- **Work instructions**
Repeat the records exactly, so that each line matches the original.

Data about app and page elements
'''

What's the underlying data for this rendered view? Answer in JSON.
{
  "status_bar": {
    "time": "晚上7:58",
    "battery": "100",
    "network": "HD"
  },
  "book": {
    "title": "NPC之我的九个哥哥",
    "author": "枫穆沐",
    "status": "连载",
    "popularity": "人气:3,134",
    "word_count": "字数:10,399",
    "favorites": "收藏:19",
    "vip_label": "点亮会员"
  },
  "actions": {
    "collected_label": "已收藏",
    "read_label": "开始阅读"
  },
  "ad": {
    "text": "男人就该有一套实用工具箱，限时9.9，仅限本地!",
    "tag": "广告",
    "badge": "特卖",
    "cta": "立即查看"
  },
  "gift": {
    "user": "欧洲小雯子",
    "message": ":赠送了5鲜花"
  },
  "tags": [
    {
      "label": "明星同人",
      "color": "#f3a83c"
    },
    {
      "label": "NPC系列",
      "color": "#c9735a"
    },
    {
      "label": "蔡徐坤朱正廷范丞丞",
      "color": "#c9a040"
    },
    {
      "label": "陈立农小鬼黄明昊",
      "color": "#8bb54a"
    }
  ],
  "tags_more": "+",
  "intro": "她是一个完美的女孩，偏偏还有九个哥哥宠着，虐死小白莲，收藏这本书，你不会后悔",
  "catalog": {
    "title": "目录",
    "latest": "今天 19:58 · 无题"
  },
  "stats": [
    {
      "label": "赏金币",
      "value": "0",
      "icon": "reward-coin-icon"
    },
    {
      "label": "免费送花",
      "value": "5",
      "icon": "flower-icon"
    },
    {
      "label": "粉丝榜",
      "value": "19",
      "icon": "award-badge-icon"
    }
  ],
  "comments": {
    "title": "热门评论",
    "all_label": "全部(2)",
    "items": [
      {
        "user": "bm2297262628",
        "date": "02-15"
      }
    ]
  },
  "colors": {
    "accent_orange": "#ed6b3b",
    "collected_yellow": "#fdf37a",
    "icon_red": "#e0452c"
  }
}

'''

- **Output for this exercise**
What's the underlying data for this rendered view? Answer in JSON.
{
  "status_bar": {
    "time": "晚上7:58",
    "battery": "100",
    "network": "HD"
  },
  "book": {
    "title": "NPC之我的九个哥哥",
    "author": "枫穆沐",
    "status": "连载",
    "popularity": "人气:3,134",
    "word_count": "字数:10,399",
    "favorites": "收藏:19",
    "vip_label": "点亮会员"
  },
  "actions": {
    "collected_label": "已收藏",
    "read_label": "开始阅读"
  },
  "ad": {
    "text": "男人就该有一套实用工具箱，限时9.9，仅限本地!",
    "tag": "广告",
    "badge": "特卖",
    "cta": "立即查看"
  },
  "gift": {
    "user": "欧洲小雯子",
    "message": ":赠送了5鲜花"
  },
  "tags": [
    {
      "label": "明星同人",
      "color": "#f3a83c"
    },
    {
      "label": "NPC系列",
      "color": "#c9735a"
    },
    {
      "label": "蔡徐坤朱正廷范丞丞",
      "color": "#c9a040"
    },
    {
      "label": "陈立农小鬼黄明昊",
      "color": "#8bb54a"
    }
  ],
  "tags_more": "+",
  "intro": "她是一个完美的女孩，偏偏还有九个哥哥宠着，虐死小白莲，收藏这本书，你不会后悔",
  "catalog": {
    "title": "目录",
    "latest": "今天 19:58 · 无题"
  },
  "stats": [
    {
      "label": "赏金币",
      "value": "0",
      "icon": "reward-coin-icon"
    },
    {
      "label": "免费送花",
      "value": "5",
      "icon": "flower-icon"
    },
    {
      "label": "粉丝榜",
      "value": "19",
      "icon": "award-badge-icon"
    }
  ],
  "comments": {
    "title": "热门评论",
    "all_label": "全部(2)",
    "items": [
      {
        "user": "bm2297262628",
        "date": "02-15"
      }
    ]
  },
  "colors": {
    "accent_orange": "#ed6b3b",
    "collected_yellow": "#fdf37a",
    "icon_red": "#e0452c"
  }
}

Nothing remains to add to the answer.